= PROBLEM TO SOLVE =
Below are some records; work out how many of their lines contain "Default" and give the number only.

++++ MATERIALS PROVIDED

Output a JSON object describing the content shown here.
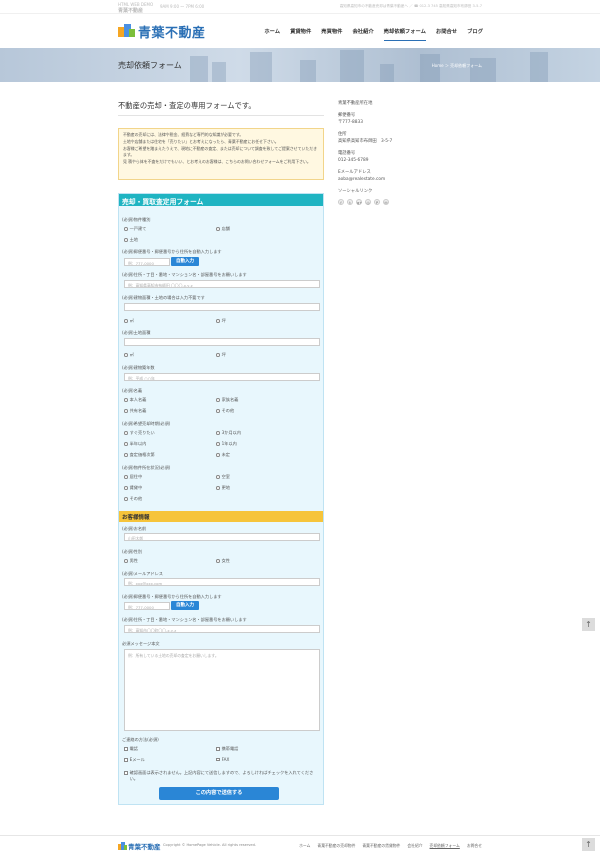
{
  "topbar": {
    "mini_line": "HTML WEB DEMO",
    "mini_logo": "青葉不動産",
    "hours": "9AM 9:00 ～ 7PM 6:00",
    "info": "高知県高知市の不動産売却は青葉不動産へ ／ ☎ 012-3 745 高知県高知市布師田 3-5-7"
  },
  "header": {
    "logo_text": "青葉不動産",
    "nav": [
      "ホーム",
      "賃貸物件",
      "売買物件",
      "会社紹介",
      "売却依頼フォーム",
      "お問合せ",
      "ブログ"
    ],
    "active_nav": "売却依頼フォーム"
  },
  "banner": {
    "title": "売却依頼フォーム",
    "breadcrumb": "Home ＞ 売却依頼フォーム"
  },
  "main": {
    "lead": "不動産の売却・査定の専用フォームです。",
    "notice": [
      "不動産の売却には、法律や税金、経費など専門的な知識が必要です。",
      "土地や店舗または住宅を「売りたい」とお考えになったら、青葉不動産にお任せ下さい。",
      "お客様ご希望を踏まえたうえで、現地に不動産の査定、または売却について調査を致してご提案させていただきます。",
      "見 積やら体を不査をだけでもいい、とお考えのお客様は、こちらのお問い合わせフォームをご利用下さい。"
    ]
  },
  "form": {
    "section1_title": "売却・買取査定用フォーム",
    "section2_title": "お客様情報",
    "q_property_type": "(必須)物件種別",
    "property_types": [
      "一戸建て",
      "店舗",
      "土地"
    ],
    "q_zip": "(必須)郵便番号・郵便番号から住所を自動入力します",
    "zip_placeholder": "例：777-0000",
    "auto_fill_label": "自動入力",
    "q_address": "(必須)住所・丁目・番地・マンション名・部屋番号をお願いします",
    "address_placeholder": "例：高知県高知市布師田 〇〇〇-x,y,z",
    "q_building_area": "(必須)建物面積・土地の場合は入力不要です",
    "unit_options_1": [
      "㎡",
      "坪"
    ],
    "q_land_area": "(必須)土地面積",
    "unit_options_2": [
      "㎡",
      "坪"
    ],
    "q_age": "(必須)建物築年数",
    "age_placeholder": "例：平成 ○○年",
    "q_title_holder": "(必須)名義",
    "title_holders": [
      "本人名義",
      "家族名義",
      "共有名義",
      "その他"
    ],
    "q_timing": "(必須)希望売却時期(必須)",
    "timings": [
      "すぐ売りたい",
      "3か月以内",
      "半年以内",
      "1年以内",
      "査定価格次第",
      "未定"
    ],
    "q_status": "(必須)物件所在状況(必須)",
    "statuses": [
      "居住中",
      "空室",
      "賃貸中",
      "更地",
      "その他"
    ],
    "q_name": "(必須)お名前",
    "name_placeholder": "山田太郎",
    "q_gender": "(必須)性別",
    "genders": [
      "男性",
      "女性"
    ],
    "q_email": "(必須)メールアドレス",
    "email_placeholder": "例：xxx@xxx.com",
    "q_zip2": "(必須)郵便番号・郵便番号から住所を自動入力します",
    "zip2_placeholder": "例：777-0000",
    "auto_fill_label2": "自動入力",
    "q_address2": "(必須)住所・丁目・番地・マンション名・部屋番号をお願いします",
    "address2_placeholder": "例：高知市〇〇町〇〇-x,y,z",
    "q_message": "必須メッセージ本文",
    "message_placeholder": "例：所有している土地の売却の査定をお願いします。",
    "q_contact": "ご連絡の方法(必須)",
    "contact_methods": [
      "電話",
      "携帯電話",
      "Eメール",
      "FAX"
    ],
    "confirm_text": "確認画面は表示されません。上記内容にて送信しますので、よろしければチェックを入れてください。",
    "submit_label": "この内容で送信する"
  },
  "sidebar": {
    "company": "青葉不動産所在地",
    "zip_label": "郵便番号",
    "zip_value": "〒777-8833",
    "addr_label": "住所",
    "addr_value": "高知県高知市布師田　3-5-7",
    "tel_label": "電話番号",
    "tel_value": "012-345-6789",
    "mail_label": "Eメールアドレス",
    "mail_value": "aoba@realestate.com",
    "social_label": "ソーシャルリンク",
    "social_icons": [
      "f",
      "t",
      "g+",
      "◎",
      "P",
      "✉"
    ]
  },
  "footer": {
    "logo_text": "青葉不動産",
    "copyright": "Copyright © HomePage Vehicle. All rights reserved.",
    "nav": [
      "ホーム",
      "青葉不動産の売却物件",
      "青葉不動産の賃貸物件",
      "会社紹介",
      "売却依頼フォーム",
      "お問合せ"
    ],
    "current": "売却依頼フォーム"
  },
  "scroll_top": "↑"
}
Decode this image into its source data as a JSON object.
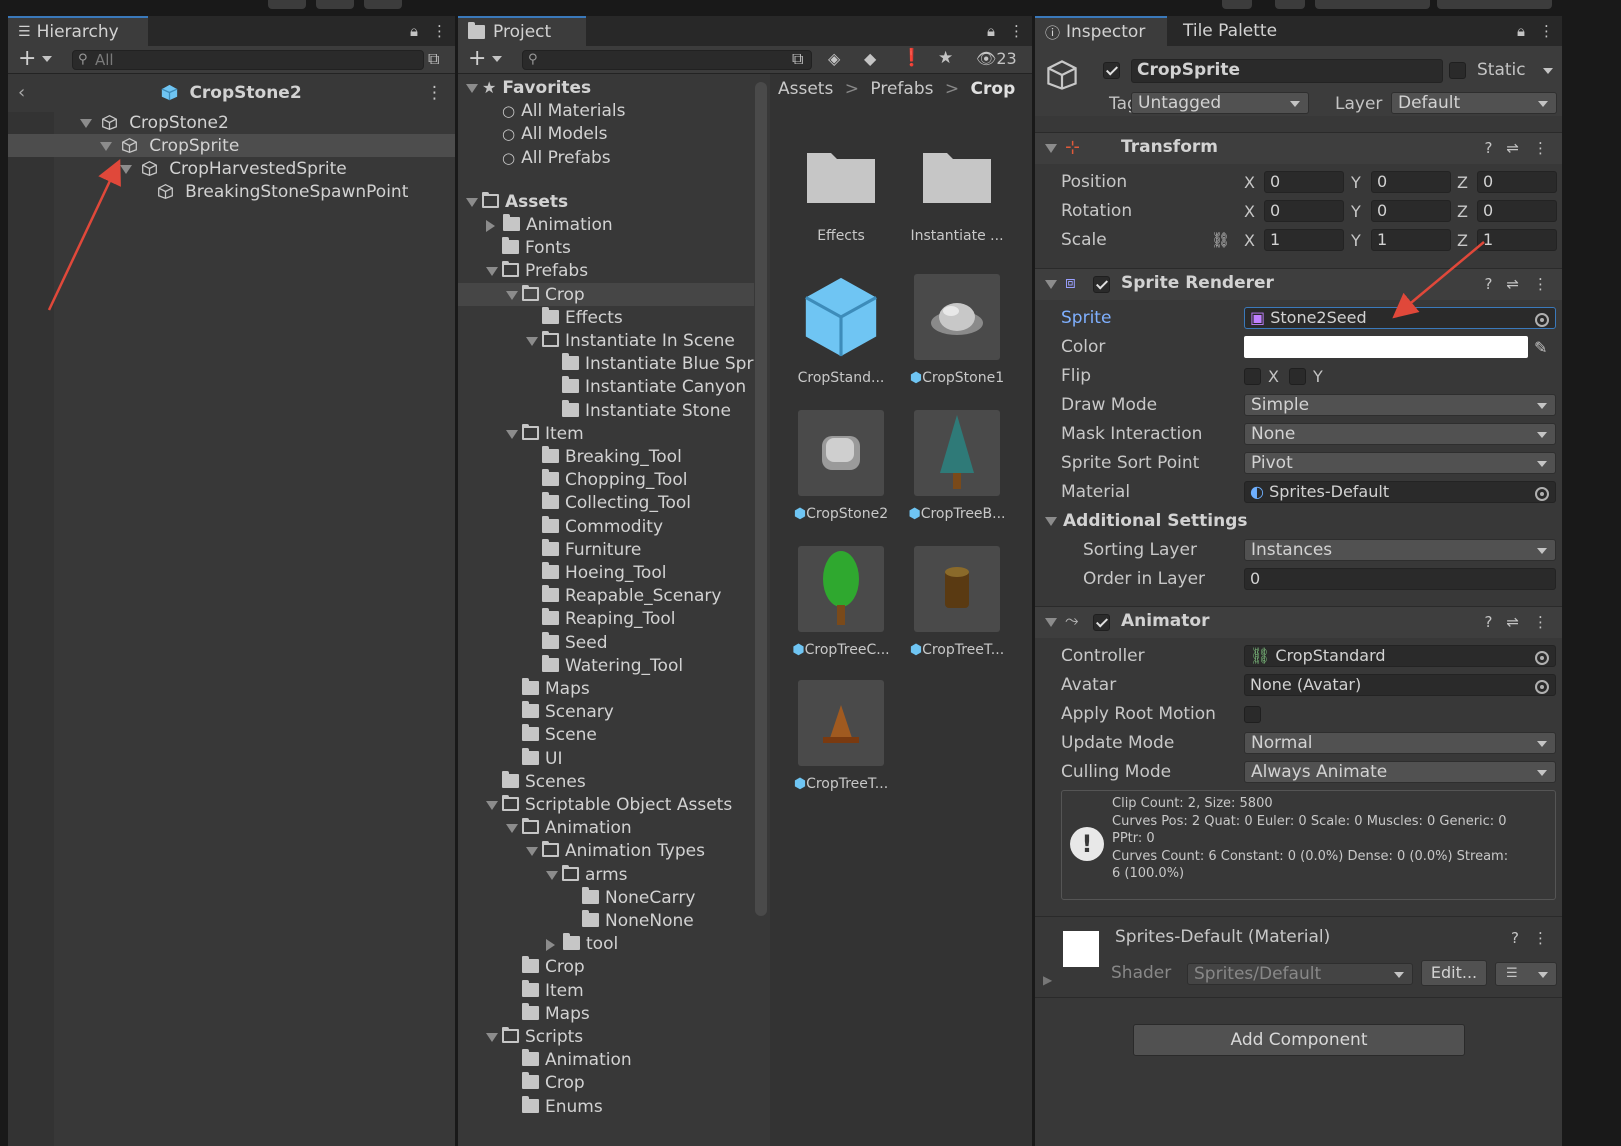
{
  "colors": {
    "accent": "#3a79bb",
    "annotation_arrow": "#e0483a",
    "prefab_blue": "#6fc5f3"
  },
  "hierarchy": {
    "tab_label": "Hierarchy",
    "search_placeholder": "All",
    "scene_title": "CropStone2",
    "rows": [
      {
        "label": "CropStone2"
      },
      {
        "label": "CropSprite"
      },
      {
        "label": "CropHarvestedSprite"
      },
      {
        "label": "BreakingStoneSpawnPoint"
      }
    ]
  },
  "project": {
    "tab_label": "Project",
    "hidden_count": "23",
    "favorites_label": "Favorites",
    "favorites": [
      "All Materials",
      "All Models",
      "All Prefabs"
    ],
    "assets_label": "Assets",
    "tree": [
      "Animation",
      "Fonts",
      "Prefabs",
      "Crop",
      "Effects",
      "Instantiate In Scene",
      "Instantiate Blue Spr",
      "Instantiate Canyon",
      "Instantiate Stone",
      "Item",
      "Breaking_Tool",
      "Chopping_Tool",
      "Collecting_Tool",
      "Commodity",
      "Furniture",
      "Hoeing_Tool",
      "Reapable_Scenary",
      "Reaping_Tool",
      "Seed",
      "Watering_Tool",
      "Maps",
      "Scenary",
      "Scene",
      "UI",
      "Scenes",
      "Scriptable Object Assets",
      "Animation",
      "Animation Types",
      "arms",
      "NoneCarry",
      "NoneNone",
      "tool",
      "Crop",
      "Item",
      "Maps",
      "Scripts",
      "Animation",
      "Crop",
      "Enums"
    ],
    "breadcrumb": [
      "Assets",
      "Prefabs",
      "Crop"
    ],
    "grid": [
      "Effects",
      "Instantiate ...",
      "CropStand...",
      "CropStone1",
      "CropStone2",
      "CropTreeB...",
      "CropTreeC...",
      "CropTreeT...",
      "CropTreeT..."
    ]
  },
  "inspector": {
    "tab_label": "Inspector",
    "tab2_label": "Tile Palette",
    "object_name": "CropSprite",
    "static_label": "Static",
    "tag_label": "Tag",
    "tag_value": "Untagged",
    "layer_label": "Layer",
    "layer_value": "Default",
    "transform": {
      "title": "Transform",
      "position_label": "Position",
      "rotation_label": "Rotation",
      "scale_label": "Scale",
      "position": [
        "0",
        "0",
        "0"
      ],
      "rotation": [
        "0",
        "0",
        "0"
      ],
      "scale": [
        "1",
        "1",
        "1"
      ],
      "axes": [
        "X",
        "Y",
        "Z"
      ]
    },
    "sprite_renderer": {
      "title": "Sprite Renderer",
      "sprite_label": "Sprite",
      "sprite_value": "Stone2Seed",
      "color_label": "Color",
      "color_value": "#ffffff",
      "flip_label": "Flip",
      "flip_x": "X",
      "flip_y": "Y",
      "draw_mode_label": "Draw Mode",
      "draw_mode": "Simple",
      "mask_label": "Mask Interaction",
      "mask": "None",
      "sort_point_label": "Sprite Sort Point",
      "sort_point": "Pivot",
      "material_label": "Material",
      "material": "Sprites-Default",
      "additional_label": "Additional Settings",
      "sorting_layer_label": "Sorting Layer",
      "sorting_layer": "Instances",
      "order_label": "Order in Layer",
      "order": "0"
    },
    "animator": {
      "title": "Animator",
      "controller_label": "Controller",
      "controller": "CropStandard",
      "avatar_label": "Avatar",
      "avatar": "None (Avatar)",
      "root_motion_label": "Apply Root Motion",
      "update_label": "Update Mode",
      "update": "Normal",
      "culling_label": "Culling Mode",
      "culling": "Always Animate",
      "info": [
        "Clip Count: 2, Size: 5800",
        "Curves Pos: 2 Quat: 0 Euler: 0 Scale: 0 Muscles: 0 Generic: 0",
        "PPtr: 0",
        "Curves Count: 6 Constant: 0 (0.0%) Dense: 0 (0.0%) Stream:",
        "6 (100.0%)"
      ]
    },
    "material_block": {
      "title": "Sprites-Default (Material)",
      "shader_label": "Shader",
      "shader": "Sprites/Default",
      "edit_label": "Edit..."
    },
    "add_component": "Add Component"
  }
}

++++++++

= EXERCISE ANSWER =
4